Our worldview changes the way we experience our lives. When you interact, socialize, and work with people from different experiences, you can hear and learn from people. Not many people are fortunate enough to be able to travel the world or work as an ex-pat in many different counties. Alternatively, we can learn from people coming from different backgrounds, and lucky we have Second Life to do this in a safe way.
I am amazed by the diversity of people who stop by the Basement Club. Sometimes they just wander in or they have visited the Retreat and the Gallery and discovered the gem of the Basement Club. Some come for the unique style of music.
The right to be able to enjoy the excitement that you have, no matter where you go or who you are with, is the reason we want a diverse and inclusive environment.
It is ok to be different and unique, that is what makes the planet so colorful. There are some things that we do share, we share laughter, pain, and a pandemic that changed our way of living for now.
Today, we live in a world that is deeply connected and global, especially here in Second Life. What an absolute blessing where you can learn right from the source. Can you imagine the benefits you will have when you finally go and travel to that country and you already know what to expect.?
Good ole Dandy had her birthday on March 15th and was telling me about the German chocolate cake she ate. Now how many of you think that is actually the real cake we have in Germany? I know many of you say yes of course. Contrary to what many people believe, this cake did not originate in Germany. It is actually an American recipe. In 1852 Samuel German, an English American Baker who worked for Baker's Chocolate Company, created a new type of dark baking chocolate. Needless to say, "German's" chocolate cake was invented. This is what we learned right here in Second Life.

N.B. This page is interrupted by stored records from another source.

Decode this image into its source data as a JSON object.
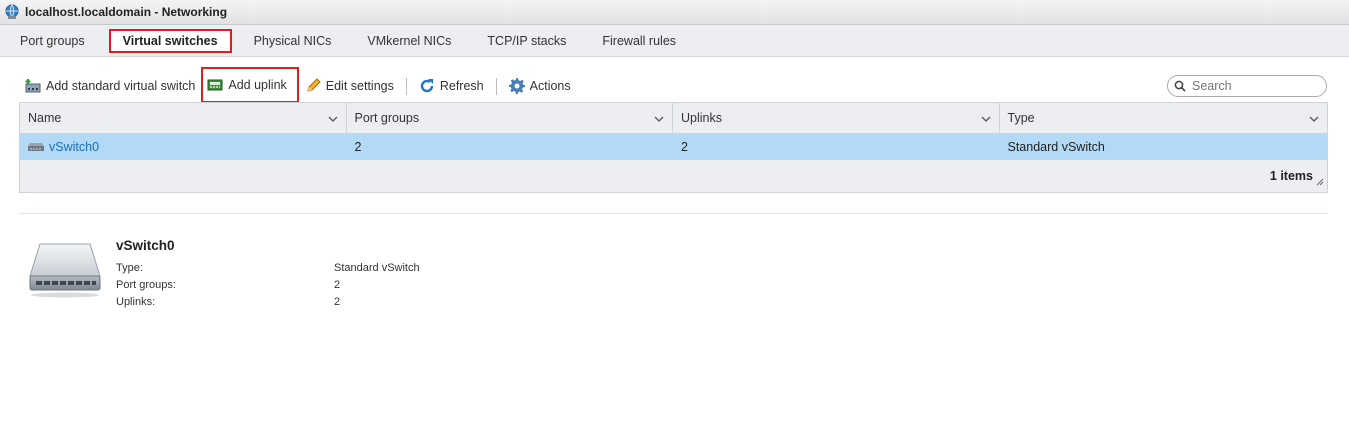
{
  "window": {
    "title": "localhost.localdomain - Networking",
    "icon": "globe-network-icon"
  },
  "tabs": [
    {
      "label": "Port groups",
      "active": false
    },
    {
      "label": "Virtual switches",
      "active": true
    },
    {
      "label": "Physical NICs",
      "active": false
    },
    {
      "label": "VMkernel NICs",
      "active": false
    },
    {
      "label": "TCP/IP stacks",
      "active": false
    },
    {
      "label": "Firewall rules",
      "active": false
    }
  ],
  "toolbar": {
    "add_vswitch_label": "Add standard virtual switch",
    "add_uplink_label": "Add uplink",
    "edit_settings_label": "Edit settings",
    "refresh_label": "Refresh",
    "actions_label": "Actions"
  },
  "search": {
    "placeholder": "Search",
    "value": ""
  },
  "grid": {
    "columns": [
      "Name",
      "Port groups",
      "Uplinks",
      "Type"
    ],
    "rows": [
      {
        "name": "vSwitch0",
        "port_groups": "2",
        "uplinks": "2",
        "type": "Standard vSwitch",
        "selected": true
      }
    ],
    "footer": "1 items"
  },
  "detail": {
    "title": "vSwitch0",
    "icon": "network-switch-icon",
    "properties": [
      {
        "label": "Type:",
        "value": "Standard vSwitch"
      },
      {
        "label": "Port groups:",
        "value": "2"
      },
      {
        "label": "Uplinks:",
        "value": "2"
      }
    ]
  },
  "colors": {
    "selected_row": "#b2daf6",
    "highlight_box": "#e31c1c",
    "link": "#1a6eb5"
  }
}
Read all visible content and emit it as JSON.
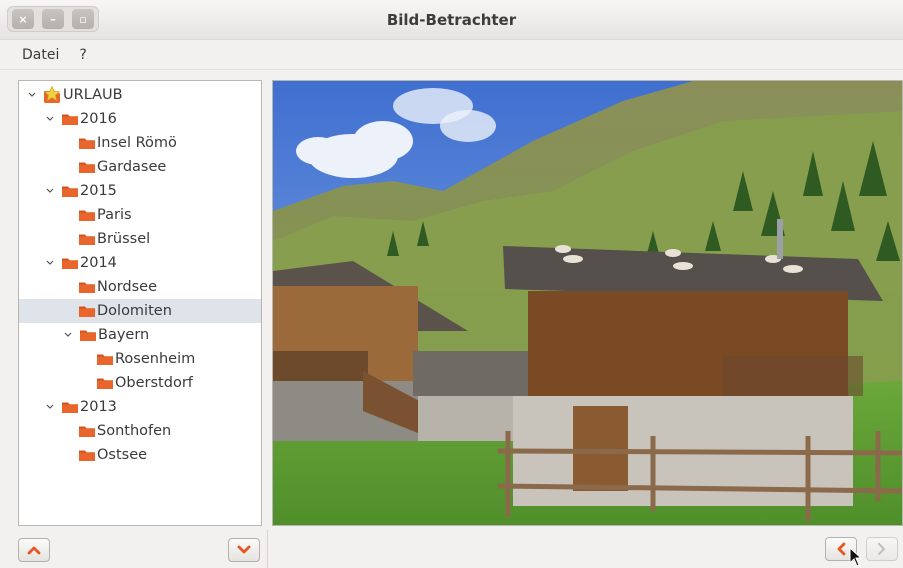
{
  "window": {
    "title": "Bild-Betrachter",
    "controls": [
      "×",
      "–",
      "▫"
    ]
  },
  "menu": {
    "items": [
      "Datei",
      "?"
    ]
  },
  "tree": {
    "root": "URLAUB",
    "years": [
      {
        "label": "2016",
        "items": [
          "Insel Römö",
          "Gardasee"
        ]
      },
      {
        "label": "2015",
        "items": [
          "Paris",
          "Brüssel"
        ]
      },
      {
        "label": "2014",
        "items": [
          "Nordsee",
          "Dolomiten"
        ],
        "sub": {
          "label": "Bayern",
          "items": [
            "Rosenheim",
            "Oberstdorf"
          ]
        }
      },
      {
        "label": "2013",
        "items": [
          "Sonthofen",
          "Ostsee"
        ]
      }
    ],
    "selected": "Dolomiten"
  },
  "colors": {
    "accent": "#e95420",
    "folder": "#e8662c",
    "selection": "#dfe3ea"
  },
  "icons": {
    "tree_up": "chevron-up-icon",
    "tree_down": "chevron-down-icon",
    "prev": "chevron-left-icon",
    "next": "chevron-right-icon"
  }
}
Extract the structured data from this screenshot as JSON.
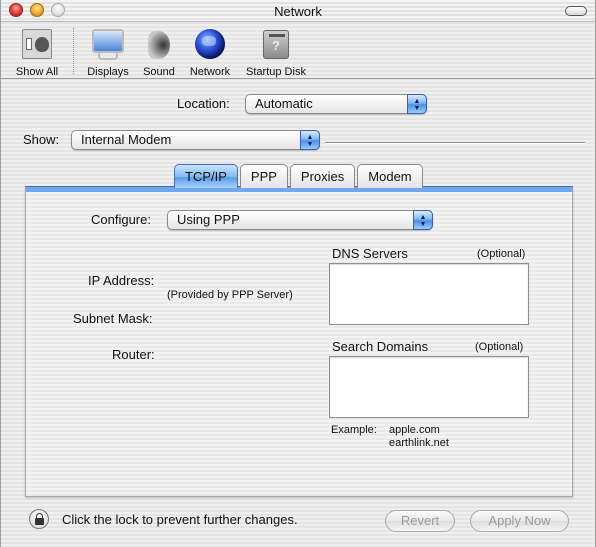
{
  "window": {
    "title": "Network"
  },
  "toolbar": {
    "items": [
      {
        "label": "Show All",
        "icon": "show-all-icon"
      },
      {
        "label": "Displays",
        "icon": "displays-icon"
      },
      {
        "label": "Sound",
        "icon": "sound-icon"
      },
      {
        "label": "Network",
        "icon": "network-globe-icon"
      },
      {
        "label": "Startup Disk",
        "icon": "startup-disk-icon"
      }
    ]
  },
  "location": {
    "label": "Location:",
    "value": "Automatic"
  },
  "show": {
    "label": "Show:",
    "value": "Internal Modem"
  },
  "tabs": [
    {
      "label": "TCP/IP",
      "active": true
    },
    {
      "label": "PPP",
      "active": false
    },
    {
      "label": "Proxies",
      "active": false
    },
    {
      "label": "Modem",
      "active": false
    }
  ],
  "tcpip": {
    "configure_label": "Configure:",
    "configure_value": "Using PPP",
    "ip_address_label": "IP Address:",
    "provided_note": "(Provided by PPP Server)",
    "subnet_mask_label": "Subnet Mask:",
    "router_label": "Router:",
    "dns_servers_label": "DNS Servers",
    "dns_optional": "(Optional)",
    "dns_servers_value": "",
    "search_domains_label": "Search Domains",
    "search_optional": "(Optional)",
    "search_domains_value": "",
    "example_label": "Example:",
    "example_values": [
      "apple.com",
      "earthlink.net"
    ]
  },
  "footer": {
    "lock_text": "Click the lock to prevent further changes.",
    "revert_label": "Revert",
    "apply_label": "Apply Now"
  },
  "colors": {
    "accent_blue": "#6fa8ec",
    "disabled_text": "#9a9a9a"
  }
}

Me, as a german knew we do not have this cake but I had no idea why Americans call it German. The recipe was so popular that German's Chocolate sales shot up 73 percent in one year. Newspapers across the country reprinted the recipe. But somewhere along the way, German's Chocolate Cake lost its apostrophe-s, leaving Germany holding the credit for a classic American dessert.